People who keep going back to experts who fail them seem to be showing the same attitude as Jim did. If your car needs fixing, you have to take it to some mechanic. If all mechanics are the same, then you might as well go back to the same one who messed up your car last time. But, if you believe that mechanics differ in their skills and honesty, then you’ll keep trying new mechanics until you find one you like.

Whether you’re looking for a financial advisor, or some other type of expert, it pays to put in some effort to be knowledgeable yourself and to seek multiple opinions.


  1. I agree with the basic premise that there are 'good' and 'bad.'

    Too many financial experts are worse than worthless when their advice causes harm.

    The traditional advice: diversify, buy gold, buy and hold, wait and the market will recover...have all proved worthless this time.

    Yet those advisors never learn anything new. They don't grow and their clients gets clobbered. yet, they continue to collect their fees. You'd think some of them might have a conscience and refund fees for lousy advice.

  2. Mark: The test of advice is how it performs over a long period of time including both up and down markets. The fact that "stuff money in your mattress" beat "buy and hold" during the recent equity price drop means little.

  3. All I meant to say is that the advice is constant and they don't make allowances for varying market conditions.

    And they don't seem to learn anything new. All strategies are geared to bull markets. Why is there never a recommendation to hedge, for example?

  4. In my limited attempts to look at hedging, you lose more during bull markets by hedging than you gain in bear markets. This isn't necessarily bad, though. For example, buying house insurance is almost always more costly on average than just paying for any problems yourself. But, for most people it's worth it anyway to prevent catastrophic loss. In my case, the potential losses in the stock market aren't catastrophic enough to pay for hedging. But maybe I just haven't encountered the right hedging strategy.

  5. I think a good hedge is to hold cash, though I prefer to go long in cheap stocks and just wait out the declines.

    If someone doesn't want the volatility, by all means hold some cash and government bonds.

    I enjoyed today's post. Some of it relates to deferring to authority.
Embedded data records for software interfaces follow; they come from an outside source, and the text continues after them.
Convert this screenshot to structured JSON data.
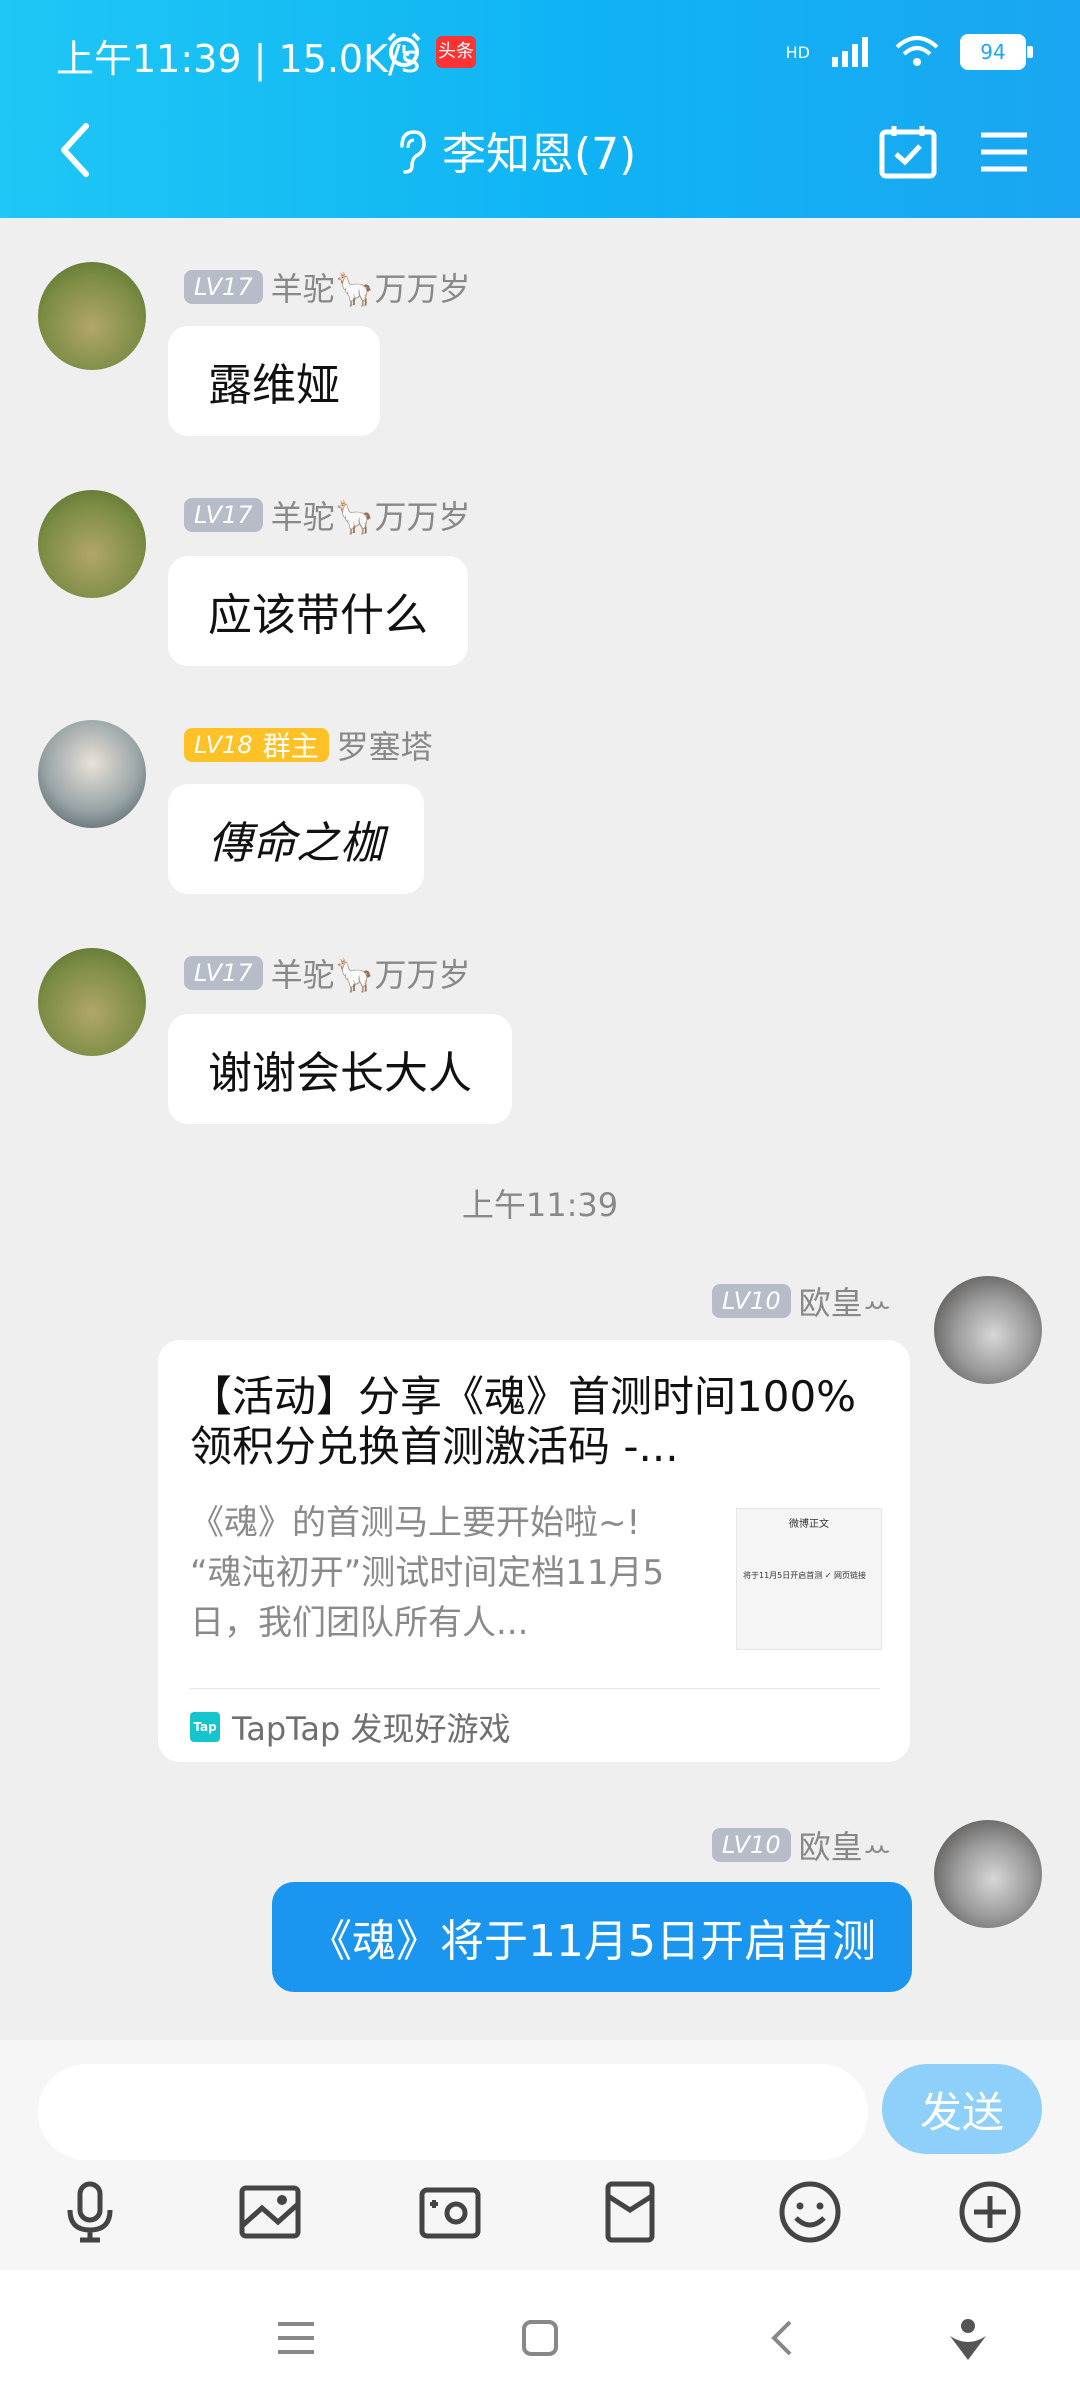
{
  "status_bar": {
    "time_speed": "上午11:39 | 15.0K/s",
    "news_badge": "头条",
    "hd": "HD",
    "battery": "94"
  },
  "header": {
    "title": "李知恩(7)"
  },
  "messages": [
    {
      "level": "LV17",
      "name": "羊驼🦙万万岁",
      "text": "露维娅"
    },
    {
      "level": "LV17",
      "name": "羊驼🦙万万岁",
      "text": "应该带什么"
    },
    {
      "level": "LV18",
      "role": "群主",
      "name": "罗塞塔",
      "text": "傳命之枷"
    },
    {
      "level": "LV17",
      "name": "羊驼🦙万万岁",
      "text": "谢谢会长大人"
    }
  ],
  "time_divider": "上午11:39",
  "my_messages": [
    {
      "level": "LV10",
      "name": "欧皇ꕀ"
    },
    {
      "level": "LV10",
      "name": "欧皇ꕀ"
    }
  ],
  "link_card": {
    "title": "【活动】分享《魂》首测时间100%领积分兑换首测激活码 -...",
    "description": "《魂》的首测马上要开始啦~! “魂沌初开”测试时间定档11月5日，我们团队所有人...",
    "thumb_title": "微博正文",
    "thumb_text": "将于11月5日开启首测 ✓ 网页链接",
    "source": "TapTap 发现好游戏",
    "source_logo": "Tap"
  },
  "my_text": "《魂》将于11月5日开启首测",
  "input": {
    "placeholder": "",
    "send_label": "发送"
  },
  "colors": {
    "accent": "#1a96f0",
    "header": "#12b3f4"
  }
}
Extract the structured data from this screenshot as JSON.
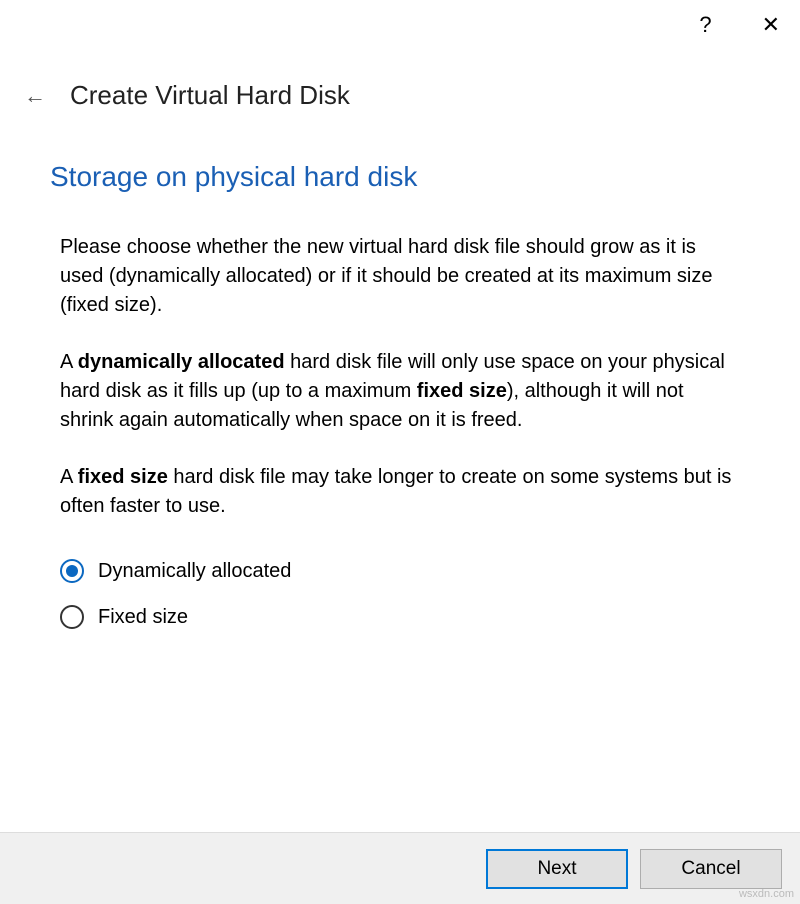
{
  "titlebar": {
    "help": "?",
    "close": "✕"
  },
  "header": {
    "back": "←",
    "title": "Create Virtual Hard Disk"
  },
  "section": {
    "heading": "Storage on physical hard disk"
  },
  "paragraphs": {
    "p1": "Please choose whether the new virtual hard disk file should grow as it is used (dynamically allocated) or if it should be created at its maximum size (fixed size).",
    "p2_a": "A ",
    "p2_b": "dynamically allocated",
    "p2_c": " hard disk file will only use space on your physical hard disk as it fills up (up to a maximum ",
    "p2_d": "fixed size",
    "p2_e": "), although it will not shrink again automatically when space on it is freed.",
    "p3_a": "A ",
    "p3_b": "fixed size",
    "p3_c": " hard disk file may take longer to create on some systems but is often faster to use."
  },
  "options": {
    "dynamic": "Dynamically allocated",
    "fixed": "Fixed size",
    "selected": "dynamic"
  },
  "footer": {
    "next": "Next",
    "cancel": "Cancel"
  },
  "watermark": "wsxdn.com"
}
If I know little about medicine and car repair, I'm more likely to be bamboozled, baffled, and bewildered. In addition to a decent doctor and auto mechanic, I also have a good dentist and plumber.

  6. Oh, and I forget to mention that I consider real estate holdings a hedge. Putting small trees on your property is a hedge on a hedge.

    I don't consider home ownership to be a great investment, but it is a decent enough way to store value, and it's better than gold, since you can't live in a house of gold. It's not comfortable, and it's pricey.

  7. Gene: "Hedge on a hedge" -- priceless. I agree that all the things you mention are hedges. I sometimes hear claims that someone has a hedging strategy that doesn't sacrifice return, but I've never seen one that works. It doesn't seem possible to reduce risk without also reducing expected returns. I'm not against hedging, but I'm doing enough of it owning a house and holding some cash and bonds for money needs in the next three years. I'm not interested in more hedging if I have to sacrifice expected returns.